If manual cleanup is necessary because the uninstaller left behind files or processes, perform the following procedure to remove packages from your system.
Determine which packages you want to remove.
Compare the packages on your system with the Communications Suite packages listed in Chapter 5, List of Installable Packages, in Sun Java Enterprise System 5 Installation Reference for UNIX. You can use the Solaris pkginfo or prodreg utility or the Linux rpm command to determine which packages are installed. (See Installation Fails Due to Leftover Files During Uninstallation
Stop all running processes for Communications Suite product components.
Brief instructions for stopping processes are contained in Chapter 6, Completing Communications Suite Postinstallation Configuration product component documentation.
Back up all custom configuration and user data you plan to use in subsequent installations.
Reviewing Uninstallation Behavior for Communications Suite Product Components provides some information on configuration and user data that should be backed up. For more information, refer to the product component documentation for each product component.
Use the pkgrm, rpm -e, or swremove command to remove Communications Suite component packages.
Remove any remaining product component directories and their content that you do not plan to use in subsequent installations. If you do plan to use these directories later, move them elsewhere.
Update the product registry file, which is located here:
Solaris OS: /var/sadm/install/productregistry
The uninstaller uses this registry to determine which product components are installed on a host. Both the installer and uninstaller update the product registry upon completion of an installation or uninstallation.
If you manually remove packages rather than using the uninstaller, then you must edit the product registry so it correctly reflects the software installed on your system.
Clean up the log files for your system, which are located here:

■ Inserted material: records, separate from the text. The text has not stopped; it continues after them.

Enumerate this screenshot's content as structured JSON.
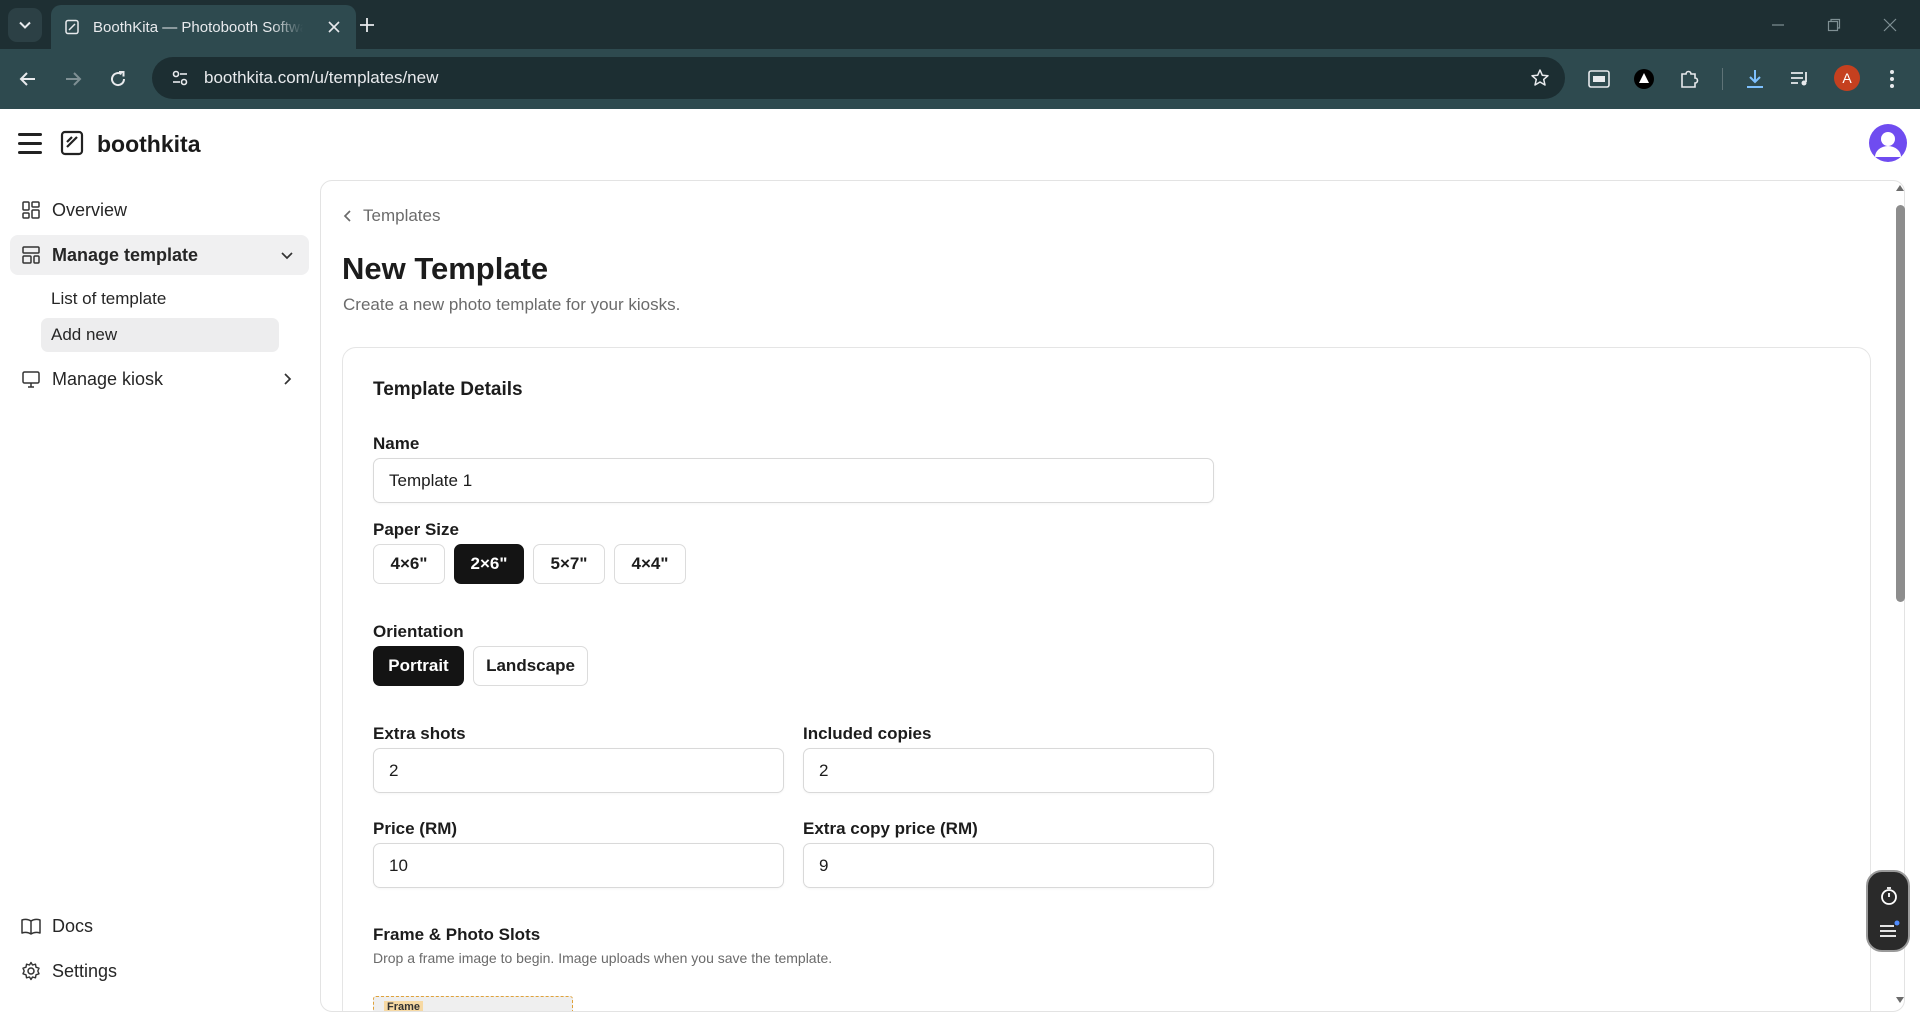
{
  "browser": {
    "tab_title": "BoothKita — Photobooth Software",
    "url": "boothkita.com/u/templates/new",
    "profile_initial": "A"
  },
  "app": {
    "brand": "boothkita"
  },
  "sidebar": {
    "overview": "Overview",
    "manage_template": "Manage template",
    "list_of_template": "List of template",
    "add_new": "Add new",
    "manage_kiosk": "Manage kiosk",
    "docs": "Docs",
    "settings": "Settings"
  },
  "page": {
    "breadcrumb": "Templates",
    "title": "New Template",
    "subtitle": "Create a new photo template for your kiosks."
  },
  "form": {
    "section_title": "Template Details",
    "name_label": "Name",
    "name_value": "Template 1",
    "paper_size_label": "Paper Size",
    "paper_sizes": [
      "4×6\"",
      "2×6\"",
      "5×7\"",
      "4×4\""
    ],
    "paper_size_selected": "2×6\"",
    "orientation_label": "Orientation",
    "orientations": [
      "Portrait",
      "Landscape"
    ],
    "orientation_selected": "Portrait",
    "extra_shots_label": "Extra shots",
    "extra_shots_value": "2",
    "included_copies_label": "Included copies",
    "included_copies_value": "2",
    "price_label": "Price (RM)",
    "price_value": "10",
    "extra_copy_price_label": "Extra copy price (RM)",
    "extra_copy_price_value": "9",
    "frame_label": "Frame & Photo Slots",
    "frame_help": "Drop a frame image to begin. Image uploads when you save the template.",
    "frame_thumb_label": "Frame"
  },
  "colors": {
    "chrome_dark": "#1e2f33",
    "chrome_toolbar": "#2e4a4f",
    "selected_fill": "#141414",
    "avatar": "#6f4cf0",
    "profile_badge": "#c5401f"
  }
}
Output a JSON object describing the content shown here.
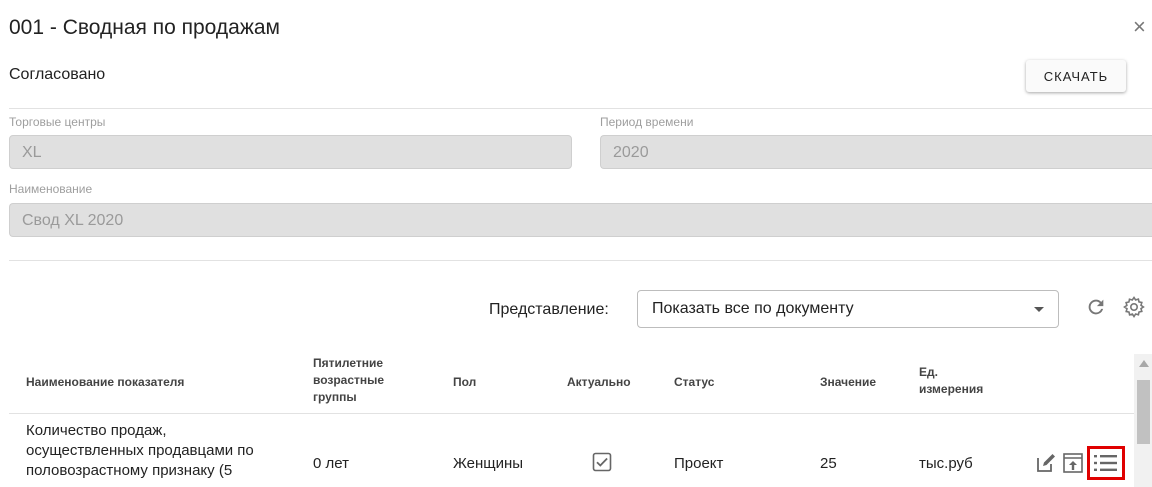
{
  "header": {
    "title": "001 - Сводная по продажам",
    "close_glyph": "×"
  },
  "status_text": "Согласовано",
  "download_label": "СКАЧАТЬ",
  "fields": {
    "trade_centers": {
      "label": "Торговые центры",
      "value": "XL"
    },
    "time_period": {
      "label": "Период времени",
      "value": "2020"
    },
    "name": {
      "label": "Наименование",
      "value": "Свод XL 2020"
    }
  },
  "view": {
    "label": "Представление:",
    "selected": "Показать все по документу"
  },
  "table": {
    "columns": {
      "indicator": "Наименование показателя",
      "age_l1": "Пятилетние",
      "age_l2": "возрастные",
      "age_l3": "группы",
      "gender": "Пол",
      "actual": "Актуально",
      "status": "Статус",
      "value": "Значение",
      "unit_l1": "Ед.",
      "unit_l2": "измерения"
    },
    "rows": [
      {
        "indicator_l1": "Количество продаж,",
        "indicator_l2": "осуществленных продавцами по",
        "indicator_l3": "половозрастному признаку (5",
        "age": "0 лет",
        "gender": "Женщины",
        "actual_checked": true,
        "status": "Проект",
        "value": "25",
        "unit": "тыс.руб"
      }
    ]
  },
  "colors": {
    "highlight": "#e00000",
    "field_bg": "#e0e0e0"
  },
  "icons": [
    "close-icon",
    "refresh-icon",
    "gear-icon",
    "edit-icon",
    "upload-icon",
    "list-icon",
    "chevron-down-icon",
    "checkbox-checked-icon"
  ]
}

Solaris OS: /var/sadm/install/logs
The log files might not correctly reflect the state of your system after you manually remove packages.